Instead, we shopped for a no-pressure Christmas lunch – slow cooked beef with potato dauphinoise and greens, accompanied by two bottles of pink champagne. We slept in and then drank a Christmas toast on the balcony, before opening gifts under the tree. We didn’t want to bring lots of presents in suitcases, so we left some presents at home and instead I brought Flea’s gift in my suitcase and we bought each other a book to enjoy on our trip.
After a lazy lunch we watched a couple of Christmas movies and both cried at 8-bit Christmas. Then we played Top Trumps and Bananagrams and drank a bit more champagne.
If every Christmas Day for the rest of my life could be just like that, I’d be happy woman!
Christmas in Switzerland: New Years’ at Refuge de Solalex
I have to say that one of the maddest and most magical things we’ve ever done is have New Years Even dinner at Refuge de Solalex.
Refuge de Solalex is one of the best restaurants in the area and they have a dedicated menu for NYE. We booked transport to the restaurant by skidoo, which involved parking in a local car park then walking across the fields to meet the skidoo, which drove us up the steep snowy mountain track to the restaurant.
We arrived to see the restaurant decked out with twinkly lights and flaming torches. Inside there’s a blazing fire in the corner, lots of wood panelling, red cushions and ski accessories.

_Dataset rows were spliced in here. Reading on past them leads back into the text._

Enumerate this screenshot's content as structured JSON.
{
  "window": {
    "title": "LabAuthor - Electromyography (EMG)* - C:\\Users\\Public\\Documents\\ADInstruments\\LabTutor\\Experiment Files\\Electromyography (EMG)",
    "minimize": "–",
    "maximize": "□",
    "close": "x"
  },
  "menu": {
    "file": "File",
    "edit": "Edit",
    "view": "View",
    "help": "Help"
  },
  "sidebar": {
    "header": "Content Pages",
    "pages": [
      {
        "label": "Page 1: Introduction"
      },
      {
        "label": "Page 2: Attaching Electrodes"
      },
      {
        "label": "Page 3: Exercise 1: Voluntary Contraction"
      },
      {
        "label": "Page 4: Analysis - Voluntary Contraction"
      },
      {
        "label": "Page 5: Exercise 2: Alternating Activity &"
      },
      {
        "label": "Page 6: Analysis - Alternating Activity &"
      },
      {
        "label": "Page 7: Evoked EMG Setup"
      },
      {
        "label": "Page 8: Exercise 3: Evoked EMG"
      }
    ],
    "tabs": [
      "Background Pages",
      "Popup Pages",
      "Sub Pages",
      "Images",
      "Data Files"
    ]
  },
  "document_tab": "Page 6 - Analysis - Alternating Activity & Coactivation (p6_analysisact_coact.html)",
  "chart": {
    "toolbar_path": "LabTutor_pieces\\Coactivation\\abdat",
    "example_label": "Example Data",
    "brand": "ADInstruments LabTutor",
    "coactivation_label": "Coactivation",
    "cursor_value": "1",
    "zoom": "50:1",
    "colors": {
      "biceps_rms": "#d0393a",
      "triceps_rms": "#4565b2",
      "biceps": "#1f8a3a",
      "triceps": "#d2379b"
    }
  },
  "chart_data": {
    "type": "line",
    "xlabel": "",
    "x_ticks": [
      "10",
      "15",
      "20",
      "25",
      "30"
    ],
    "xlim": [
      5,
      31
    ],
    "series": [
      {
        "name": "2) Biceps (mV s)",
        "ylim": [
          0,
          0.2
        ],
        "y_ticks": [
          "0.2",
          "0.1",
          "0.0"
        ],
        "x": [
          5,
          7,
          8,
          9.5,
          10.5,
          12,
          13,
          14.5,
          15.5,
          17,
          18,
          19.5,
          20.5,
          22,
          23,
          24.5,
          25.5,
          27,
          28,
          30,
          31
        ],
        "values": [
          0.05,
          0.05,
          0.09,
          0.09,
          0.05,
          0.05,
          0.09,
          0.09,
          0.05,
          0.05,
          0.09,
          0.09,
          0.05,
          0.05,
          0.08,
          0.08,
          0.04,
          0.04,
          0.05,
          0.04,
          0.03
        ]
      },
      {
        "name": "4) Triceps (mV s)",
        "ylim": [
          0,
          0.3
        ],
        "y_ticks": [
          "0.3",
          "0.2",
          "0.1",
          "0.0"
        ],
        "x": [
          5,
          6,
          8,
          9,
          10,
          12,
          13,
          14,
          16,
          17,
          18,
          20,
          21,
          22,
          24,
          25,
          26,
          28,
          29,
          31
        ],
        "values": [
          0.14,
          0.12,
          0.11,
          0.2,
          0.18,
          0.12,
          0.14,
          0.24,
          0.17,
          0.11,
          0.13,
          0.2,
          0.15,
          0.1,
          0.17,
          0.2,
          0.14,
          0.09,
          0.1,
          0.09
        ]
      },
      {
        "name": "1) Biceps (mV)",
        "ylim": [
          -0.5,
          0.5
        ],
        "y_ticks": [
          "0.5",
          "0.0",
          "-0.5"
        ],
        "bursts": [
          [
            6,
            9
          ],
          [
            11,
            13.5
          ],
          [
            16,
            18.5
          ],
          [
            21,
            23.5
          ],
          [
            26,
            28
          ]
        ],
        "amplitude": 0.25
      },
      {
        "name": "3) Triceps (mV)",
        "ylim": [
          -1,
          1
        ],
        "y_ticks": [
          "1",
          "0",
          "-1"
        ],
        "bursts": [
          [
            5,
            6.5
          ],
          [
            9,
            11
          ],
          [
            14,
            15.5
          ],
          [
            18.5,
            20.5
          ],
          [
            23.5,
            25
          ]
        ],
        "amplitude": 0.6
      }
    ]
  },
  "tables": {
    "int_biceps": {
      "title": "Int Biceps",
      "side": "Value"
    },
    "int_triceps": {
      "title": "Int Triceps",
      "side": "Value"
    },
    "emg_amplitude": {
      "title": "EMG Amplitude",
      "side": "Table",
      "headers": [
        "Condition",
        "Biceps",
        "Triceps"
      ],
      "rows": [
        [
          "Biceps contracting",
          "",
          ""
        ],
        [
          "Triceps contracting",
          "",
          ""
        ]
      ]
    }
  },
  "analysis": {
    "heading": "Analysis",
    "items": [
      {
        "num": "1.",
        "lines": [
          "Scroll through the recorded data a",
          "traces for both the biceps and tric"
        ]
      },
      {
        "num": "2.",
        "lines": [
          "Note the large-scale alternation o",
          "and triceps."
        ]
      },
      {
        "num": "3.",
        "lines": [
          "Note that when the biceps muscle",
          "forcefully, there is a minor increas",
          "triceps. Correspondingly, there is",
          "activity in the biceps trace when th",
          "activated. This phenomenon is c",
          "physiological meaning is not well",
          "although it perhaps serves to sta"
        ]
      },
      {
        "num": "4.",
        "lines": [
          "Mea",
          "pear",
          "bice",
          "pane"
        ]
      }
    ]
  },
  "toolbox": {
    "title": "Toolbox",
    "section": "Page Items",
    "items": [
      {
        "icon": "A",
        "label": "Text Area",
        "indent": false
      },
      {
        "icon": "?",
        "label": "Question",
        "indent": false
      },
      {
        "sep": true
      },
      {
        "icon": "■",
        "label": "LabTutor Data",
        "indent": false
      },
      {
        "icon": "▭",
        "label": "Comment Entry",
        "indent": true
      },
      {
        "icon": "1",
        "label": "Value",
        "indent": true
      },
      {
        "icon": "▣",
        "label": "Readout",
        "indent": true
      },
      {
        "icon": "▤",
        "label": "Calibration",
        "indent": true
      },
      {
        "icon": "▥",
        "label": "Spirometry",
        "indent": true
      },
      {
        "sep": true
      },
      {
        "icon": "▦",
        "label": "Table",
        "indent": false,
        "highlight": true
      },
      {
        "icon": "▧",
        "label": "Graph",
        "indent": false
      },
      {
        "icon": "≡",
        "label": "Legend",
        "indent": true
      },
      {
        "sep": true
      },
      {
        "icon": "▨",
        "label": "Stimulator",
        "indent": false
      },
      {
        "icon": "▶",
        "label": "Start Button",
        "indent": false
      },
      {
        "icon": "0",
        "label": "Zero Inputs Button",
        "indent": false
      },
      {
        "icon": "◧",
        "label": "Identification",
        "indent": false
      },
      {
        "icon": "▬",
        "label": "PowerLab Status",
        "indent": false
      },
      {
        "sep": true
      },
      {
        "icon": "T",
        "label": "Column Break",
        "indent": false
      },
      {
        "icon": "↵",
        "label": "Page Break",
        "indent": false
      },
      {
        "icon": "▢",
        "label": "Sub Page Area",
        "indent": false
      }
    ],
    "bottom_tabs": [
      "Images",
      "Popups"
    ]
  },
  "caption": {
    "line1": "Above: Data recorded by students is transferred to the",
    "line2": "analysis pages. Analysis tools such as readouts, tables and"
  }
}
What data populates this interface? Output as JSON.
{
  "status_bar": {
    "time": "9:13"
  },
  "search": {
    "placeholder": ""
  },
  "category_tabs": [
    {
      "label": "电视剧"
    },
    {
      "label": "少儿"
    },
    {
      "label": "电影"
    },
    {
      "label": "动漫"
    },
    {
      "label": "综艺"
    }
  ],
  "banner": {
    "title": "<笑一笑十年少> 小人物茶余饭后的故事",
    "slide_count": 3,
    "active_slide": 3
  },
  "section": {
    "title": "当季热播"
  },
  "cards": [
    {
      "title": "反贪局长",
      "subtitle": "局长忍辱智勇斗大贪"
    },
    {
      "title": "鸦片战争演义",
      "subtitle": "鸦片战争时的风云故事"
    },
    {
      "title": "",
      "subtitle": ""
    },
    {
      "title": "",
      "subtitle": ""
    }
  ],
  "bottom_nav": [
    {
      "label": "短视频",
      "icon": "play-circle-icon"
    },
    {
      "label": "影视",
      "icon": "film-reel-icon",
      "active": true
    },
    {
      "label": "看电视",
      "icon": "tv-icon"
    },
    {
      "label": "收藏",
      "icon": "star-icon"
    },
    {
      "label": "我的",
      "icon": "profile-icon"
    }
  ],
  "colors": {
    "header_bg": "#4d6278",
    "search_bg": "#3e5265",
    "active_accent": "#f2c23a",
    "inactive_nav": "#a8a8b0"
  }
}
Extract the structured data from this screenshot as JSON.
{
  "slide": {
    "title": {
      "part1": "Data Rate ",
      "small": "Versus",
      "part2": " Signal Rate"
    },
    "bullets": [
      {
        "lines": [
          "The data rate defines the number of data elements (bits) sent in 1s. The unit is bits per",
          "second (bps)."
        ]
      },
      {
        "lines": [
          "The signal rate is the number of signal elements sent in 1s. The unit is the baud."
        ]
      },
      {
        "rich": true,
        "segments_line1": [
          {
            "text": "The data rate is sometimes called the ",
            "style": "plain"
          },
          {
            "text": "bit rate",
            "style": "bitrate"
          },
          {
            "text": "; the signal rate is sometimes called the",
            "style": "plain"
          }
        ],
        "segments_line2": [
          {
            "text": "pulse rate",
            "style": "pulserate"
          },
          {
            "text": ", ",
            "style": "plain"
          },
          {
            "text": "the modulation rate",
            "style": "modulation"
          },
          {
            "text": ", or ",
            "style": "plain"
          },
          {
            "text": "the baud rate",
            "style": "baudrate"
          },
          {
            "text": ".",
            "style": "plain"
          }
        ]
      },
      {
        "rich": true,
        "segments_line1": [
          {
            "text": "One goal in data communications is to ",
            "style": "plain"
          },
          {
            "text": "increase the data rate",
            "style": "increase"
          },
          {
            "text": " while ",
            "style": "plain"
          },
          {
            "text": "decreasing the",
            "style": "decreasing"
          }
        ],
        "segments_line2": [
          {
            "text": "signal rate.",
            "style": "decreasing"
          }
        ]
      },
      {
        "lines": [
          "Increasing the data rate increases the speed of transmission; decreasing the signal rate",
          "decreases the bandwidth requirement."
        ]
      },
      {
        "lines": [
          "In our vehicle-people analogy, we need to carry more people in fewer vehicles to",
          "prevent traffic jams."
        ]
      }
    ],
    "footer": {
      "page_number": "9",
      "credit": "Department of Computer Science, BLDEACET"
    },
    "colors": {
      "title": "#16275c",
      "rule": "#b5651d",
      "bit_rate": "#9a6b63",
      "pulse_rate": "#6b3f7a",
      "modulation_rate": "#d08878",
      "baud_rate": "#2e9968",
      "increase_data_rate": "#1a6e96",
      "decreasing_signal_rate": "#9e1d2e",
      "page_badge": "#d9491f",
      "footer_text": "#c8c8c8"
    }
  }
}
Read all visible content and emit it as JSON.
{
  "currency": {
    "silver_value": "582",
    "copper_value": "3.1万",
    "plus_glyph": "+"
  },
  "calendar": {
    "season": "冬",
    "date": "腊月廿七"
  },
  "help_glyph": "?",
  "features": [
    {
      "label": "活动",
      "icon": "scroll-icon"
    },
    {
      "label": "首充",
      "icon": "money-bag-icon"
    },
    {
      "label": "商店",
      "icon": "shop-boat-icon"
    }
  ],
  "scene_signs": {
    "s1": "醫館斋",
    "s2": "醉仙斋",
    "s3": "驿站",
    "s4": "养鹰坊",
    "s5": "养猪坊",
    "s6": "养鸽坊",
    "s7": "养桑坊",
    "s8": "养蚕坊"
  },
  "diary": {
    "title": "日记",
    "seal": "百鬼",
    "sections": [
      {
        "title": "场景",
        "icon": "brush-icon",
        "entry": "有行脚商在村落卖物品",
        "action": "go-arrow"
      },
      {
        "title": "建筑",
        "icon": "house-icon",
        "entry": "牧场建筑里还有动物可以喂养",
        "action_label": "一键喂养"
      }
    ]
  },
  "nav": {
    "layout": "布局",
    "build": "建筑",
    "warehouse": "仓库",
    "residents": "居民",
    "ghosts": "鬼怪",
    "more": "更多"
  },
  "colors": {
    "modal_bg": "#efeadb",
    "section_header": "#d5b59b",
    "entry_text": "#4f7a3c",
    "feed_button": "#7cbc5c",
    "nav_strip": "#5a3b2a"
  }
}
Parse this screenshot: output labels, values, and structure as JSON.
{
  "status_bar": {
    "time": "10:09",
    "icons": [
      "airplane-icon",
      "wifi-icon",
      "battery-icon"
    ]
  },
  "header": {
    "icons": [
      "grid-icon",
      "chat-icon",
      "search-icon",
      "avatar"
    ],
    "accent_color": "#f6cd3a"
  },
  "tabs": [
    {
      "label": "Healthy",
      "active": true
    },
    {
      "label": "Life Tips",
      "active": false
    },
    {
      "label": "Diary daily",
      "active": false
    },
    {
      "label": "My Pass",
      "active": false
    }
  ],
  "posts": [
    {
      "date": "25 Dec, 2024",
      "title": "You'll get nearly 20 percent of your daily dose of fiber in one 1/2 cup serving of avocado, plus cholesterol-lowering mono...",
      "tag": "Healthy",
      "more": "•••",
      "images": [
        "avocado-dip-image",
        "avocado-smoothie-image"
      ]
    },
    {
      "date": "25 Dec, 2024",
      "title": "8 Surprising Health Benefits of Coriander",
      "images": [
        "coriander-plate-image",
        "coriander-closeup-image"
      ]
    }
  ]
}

Through the evening the restaurant got busier (many guests arrived after us because they hiked up to the restaurant) and noisier but the food was incredible. We enjoyed 5 courses of dinner but if you wanted to take a little break and go outside for a walk in the snow, that was fine. We met some lovely people and everyone was really friendly.
At midnight, the restaurant owner set up a beautiful fireworks display and we drank champagne in the snow while the fireworks went off, and all the kids played on the restaurant’s sledges. We were offered the opportunity to sledge or walk down the mountain but given my questionable sense of direction we took the ski-doo down to the car!
It was definitely the sort of moment I hoped to have when we decided to spend Christmas in Switzerland!
Is Switzerland a good place to spend Christmas?
If you’re wondering whether to spend Christmas in Switzerland, I say yes, go for it. I literally NEVER want to spend another Christmas at home, we had such a wonderful time.
Christmas in Switzerland – would we recommend?
Christmas in the UK can sometimes feel a bit soulless, especially as your children get older. But there’s nothing guaranteed to give you that festive feeling more than being in the snow, drinking hot chocolate, riding sledges, and literally being in the middle of a winter wonderland. We can’t wait to go back for another Christmas in Switzerland!